I watched as Kirsty Hearne shut her car door, tuck her hair under a leather cowboy hat and walk towards the stable. For some reason it struck me that her walk looked completely certain, self-contained, as if she had everything she wanted. I’d explained our problems on the phone and she was willing to see if she could help. A woman of few words, she introduced herself, cast her eyes over me and Bruce, ran an open-palmed hand softly down his neck, and nodded towards the schooling paddock, where she’d suggested I have a few poles laid out. As I led Bruce around, she arranged the poles into an L-shape, and asked me to lead him through them. No problem. I walked one side of the poles, he walked through, and I breathed a sigh of relief that we’d done something right. Then she asked me to back him through the poles. I pulled at his mouth, pushed him hard in the chest and loudly commanded “BACK!” and he stood annoyingly still. I shouted the command louder and made the push pushier, but still no movement.

“Do you always have to push to move him backwards?” Asked Kirsty.

“Well, yes,” I replied “I’ve always done it that way.” How else was there to do it?

 “And do you always shout?”

“Only if he doesn’t obey.”

“And does he obey?”

“Ummm . . . no,” I said forlornly, looking at the ground. “Not usually, no.”

Kirsty walked over to where Bruce stood firm and asked if she could have his reins. I handed them over feeling an absolute failure. She shook the reins at him, lowered her head slightly and took a short step forward. He stayed immobile. She lowered her head further, and walked towards him more forcefully, and he took a few hurried steps backwards, put in a buck to show his displeasure, and then stepped neatly around the L to the end of the poles. Kirsty rubbed his forehead and told him he was a good boy. He dropped his nose and rested it by her elbow.

“I think we’ve solved that problem,” she said quietly. “Perhaps you could try asking instead of telling. Ask him to step backwards, we’ll practise it later.”

Next, she asked me to lead him forward again, this time walking inside the poles with him. We walked down the straight, and when we got to the turn he walked right through me. I jumped to one side, and hopped back again to finish.

“Did you think about slowing him to make the turn,” she said, and I wasn’t sure if it was a question or a statement.

“Ummmmm, no.”

“And do you always have him walking ahead of you at the pace he wants?”

“I guess so,” I replied, never really having thought about Bruce’s position.
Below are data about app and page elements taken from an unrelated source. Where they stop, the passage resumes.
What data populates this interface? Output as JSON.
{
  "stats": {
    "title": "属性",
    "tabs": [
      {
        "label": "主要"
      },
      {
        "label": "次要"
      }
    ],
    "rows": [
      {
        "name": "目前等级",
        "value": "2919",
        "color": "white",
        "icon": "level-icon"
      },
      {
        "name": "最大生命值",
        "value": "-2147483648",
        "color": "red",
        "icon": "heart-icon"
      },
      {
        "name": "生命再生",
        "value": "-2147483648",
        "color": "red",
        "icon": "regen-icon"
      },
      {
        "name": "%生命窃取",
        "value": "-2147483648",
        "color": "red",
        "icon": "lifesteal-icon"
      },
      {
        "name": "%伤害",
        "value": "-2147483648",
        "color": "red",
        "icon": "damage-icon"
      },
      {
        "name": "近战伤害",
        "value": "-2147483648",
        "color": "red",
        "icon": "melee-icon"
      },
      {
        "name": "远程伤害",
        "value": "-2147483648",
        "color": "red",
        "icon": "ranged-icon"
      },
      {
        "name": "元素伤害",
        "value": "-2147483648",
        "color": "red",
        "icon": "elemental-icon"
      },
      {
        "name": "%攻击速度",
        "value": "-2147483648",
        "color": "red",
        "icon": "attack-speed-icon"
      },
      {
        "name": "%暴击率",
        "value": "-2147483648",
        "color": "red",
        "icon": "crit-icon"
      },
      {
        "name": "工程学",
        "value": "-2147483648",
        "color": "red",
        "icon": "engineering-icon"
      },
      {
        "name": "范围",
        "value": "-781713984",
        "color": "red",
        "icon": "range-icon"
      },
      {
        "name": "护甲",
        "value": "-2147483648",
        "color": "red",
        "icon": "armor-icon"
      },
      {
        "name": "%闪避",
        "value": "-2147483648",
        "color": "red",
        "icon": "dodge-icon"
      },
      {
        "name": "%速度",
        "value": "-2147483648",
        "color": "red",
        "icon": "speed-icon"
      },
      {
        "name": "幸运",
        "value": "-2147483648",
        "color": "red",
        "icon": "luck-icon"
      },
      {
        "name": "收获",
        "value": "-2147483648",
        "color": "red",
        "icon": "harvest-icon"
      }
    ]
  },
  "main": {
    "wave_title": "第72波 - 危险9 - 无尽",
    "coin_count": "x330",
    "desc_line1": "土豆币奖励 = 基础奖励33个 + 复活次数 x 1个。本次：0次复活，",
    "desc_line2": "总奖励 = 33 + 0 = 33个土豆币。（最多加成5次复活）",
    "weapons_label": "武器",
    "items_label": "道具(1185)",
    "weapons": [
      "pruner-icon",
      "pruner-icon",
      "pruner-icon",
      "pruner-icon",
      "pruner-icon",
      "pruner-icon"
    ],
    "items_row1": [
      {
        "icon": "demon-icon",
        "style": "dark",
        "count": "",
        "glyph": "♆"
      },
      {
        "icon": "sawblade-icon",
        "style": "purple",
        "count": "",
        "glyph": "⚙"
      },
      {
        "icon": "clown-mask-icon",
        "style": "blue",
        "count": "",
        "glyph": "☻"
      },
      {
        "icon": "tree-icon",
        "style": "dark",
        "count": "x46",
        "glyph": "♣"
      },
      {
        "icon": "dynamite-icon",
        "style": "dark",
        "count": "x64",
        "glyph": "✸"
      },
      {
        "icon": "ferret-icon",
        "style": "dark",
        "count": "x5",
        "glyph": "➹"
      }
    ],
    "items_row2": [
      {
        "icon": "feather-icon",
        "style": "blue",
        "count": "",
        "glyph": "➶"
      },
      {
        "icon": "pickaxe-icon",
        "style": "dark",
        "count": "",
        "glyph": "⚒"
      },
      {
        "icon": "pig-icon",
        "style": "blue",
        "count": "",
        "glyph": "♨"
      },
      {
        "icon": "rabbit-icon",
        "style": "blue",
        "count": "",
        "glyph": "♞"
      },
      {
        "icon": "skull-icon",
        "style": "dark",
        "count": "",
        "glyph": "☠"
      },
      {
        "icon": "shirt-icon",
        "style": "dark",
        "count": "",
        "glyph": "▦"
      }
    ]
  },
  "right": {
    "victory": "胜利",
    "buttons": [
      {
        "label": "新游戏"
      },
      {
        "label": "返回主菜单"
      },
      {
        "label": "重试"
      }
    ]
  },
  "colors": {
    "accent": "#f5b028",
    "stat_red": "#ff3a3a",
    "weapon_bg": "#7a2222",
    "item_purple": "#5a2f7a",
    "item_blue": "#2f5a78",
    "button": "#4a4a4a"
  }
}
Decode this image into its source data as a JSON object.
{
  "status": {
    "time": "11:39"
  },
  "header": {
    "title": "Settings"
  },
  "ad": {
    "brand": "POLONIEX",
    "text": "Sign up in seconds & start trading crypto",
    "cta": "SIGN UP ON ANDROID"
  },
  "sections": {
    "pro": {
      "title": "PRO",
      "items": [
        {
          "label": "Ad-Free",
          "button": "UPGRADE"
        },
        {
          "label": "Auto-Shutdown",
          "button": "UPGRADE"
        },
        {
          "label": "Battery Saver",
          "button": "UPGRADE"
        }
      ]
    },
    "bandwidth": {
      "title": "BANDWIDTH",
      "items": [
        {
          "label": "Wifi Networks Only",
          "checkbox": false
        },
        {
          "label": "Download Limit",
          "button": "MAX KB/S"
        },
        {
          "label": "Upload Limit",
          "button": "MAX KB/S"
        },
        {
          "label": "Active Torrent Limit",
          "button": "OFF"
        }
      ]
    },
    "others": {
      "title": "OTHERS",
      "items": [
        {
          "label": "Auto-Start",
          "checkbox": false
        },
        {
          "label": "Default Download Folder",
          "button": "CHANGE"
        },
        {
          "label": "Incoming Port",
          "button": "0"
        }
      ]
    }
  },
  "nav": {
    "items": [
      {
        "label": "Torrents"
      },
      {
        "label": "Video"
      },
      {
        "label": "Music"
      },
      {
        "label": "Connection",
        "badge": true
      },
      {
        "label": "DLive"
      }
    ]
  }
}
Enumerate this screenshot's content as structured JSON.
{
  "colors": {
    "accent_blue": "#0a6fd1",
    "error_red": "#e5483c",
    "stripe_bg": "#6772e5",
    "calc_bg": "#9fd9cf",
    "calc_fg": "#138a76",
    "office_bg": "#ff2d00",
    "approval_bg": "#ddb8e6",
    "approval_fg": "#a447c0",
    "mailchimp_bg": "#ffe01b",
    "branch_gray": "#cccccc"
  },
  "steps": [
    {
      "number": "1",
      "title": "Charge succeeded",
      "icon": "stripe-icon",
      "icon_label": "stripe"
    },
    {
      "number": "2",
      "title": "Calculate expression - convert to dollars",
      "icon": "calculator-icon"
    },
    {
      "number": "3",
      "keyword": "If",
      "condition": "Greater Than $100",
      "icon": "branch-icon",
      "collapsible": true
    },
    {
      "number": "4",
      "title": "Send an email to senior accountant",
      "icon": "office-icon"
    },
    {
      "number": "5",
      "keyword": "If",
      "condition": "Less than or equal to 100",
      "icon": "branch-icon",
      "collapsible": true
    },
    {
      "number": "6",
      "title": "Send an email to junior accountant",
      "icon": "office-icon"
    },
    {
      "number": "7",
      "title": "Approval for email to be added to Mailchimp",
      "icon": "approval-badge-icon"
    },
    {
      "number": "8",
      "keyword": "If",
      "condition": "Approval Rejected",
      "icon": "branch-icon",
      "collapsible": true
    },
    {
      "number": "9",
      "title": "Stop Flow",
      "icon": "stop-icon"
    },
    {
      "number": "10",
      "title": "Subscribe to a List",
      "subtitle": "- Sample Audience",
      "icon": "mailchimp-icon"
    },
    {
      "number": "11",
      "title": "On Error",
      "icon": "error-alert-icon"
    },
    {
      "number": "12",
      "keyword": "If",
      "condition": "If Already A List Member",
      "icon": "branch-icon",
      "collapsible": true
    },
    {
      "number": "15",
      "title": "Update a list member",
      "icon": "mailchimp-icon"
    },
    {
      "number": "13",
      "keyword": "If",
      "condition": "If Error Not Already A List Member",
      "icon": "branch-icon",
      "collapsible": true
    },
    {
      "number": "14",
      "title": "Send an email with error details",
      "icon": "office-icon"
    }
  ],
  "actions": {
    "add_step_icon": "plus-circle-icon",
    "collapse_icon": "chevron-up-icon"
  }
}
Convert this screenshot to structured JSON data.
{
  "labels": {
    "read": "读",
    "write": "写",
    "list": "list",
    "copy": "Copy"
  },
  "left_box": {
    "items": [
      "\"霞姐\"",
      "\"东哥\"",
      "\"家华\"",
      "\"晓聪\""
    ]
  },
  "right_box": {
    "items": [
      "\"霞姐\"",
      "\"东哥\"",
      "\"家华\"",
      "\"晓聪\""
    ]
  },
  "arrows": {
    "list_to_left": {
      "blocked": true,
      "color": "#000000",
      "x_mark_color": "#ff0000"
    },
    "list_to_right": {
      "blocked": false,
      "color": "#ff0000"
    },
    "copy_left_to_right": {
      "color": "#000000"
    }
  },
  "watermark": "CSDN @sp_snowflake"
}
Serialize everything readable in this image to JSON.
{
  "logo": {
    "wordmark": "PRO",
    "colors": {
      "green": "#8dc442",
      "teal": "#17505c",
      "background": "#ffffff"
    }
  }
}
I’d never really given much thought to leading a horse, I just expected it to do as I said. If it went too fast I’d pull it back and if too slow I’d pull it forward. When I wanted to stop I’d apply pressure until it stopped.

Kirsty showed me how to decide where I wanted Bruce to be, and how to keep him an arm’s distance from my body so we didn’t bump eachother. It was the first time anyone had explained how to give a horse clear directions, rather than correct it when it did wrong, and it made perfect sense. I didn’t know why I didn’t know about it. Then she showed me how to breathe commands instead of shouting them, and we practised going forward on an out breath, and halting by slowing my feet so we stopped in unison without any pressure on the rope. Miraculously, we moved left and right by turning my shoulders. As we went back and forth through pole alley, walking over the poles, and stopping and starting without pulling or tugging on the reins, I felt an incredible sense of elation at the way Bruce responded. If he noticed my feet slow down and my shoulders turn, what else did he notice in my movements? This was all new to me, I’d been taught that being the boss was the key to mastering horses, not breathing.

“I think we’ll call it a day there,” said Kirsty after forty minutes. “You both look like you’ve done enough.” As she ran her hand down Bruce’s neck he dropped his head and snorted. “He’s a good horse. You just need to find him his quiet place,” she said.

At the time, I had no idea what she meant, or where that search would take us, but I knew it was our only chance to make things work. So I had to find out.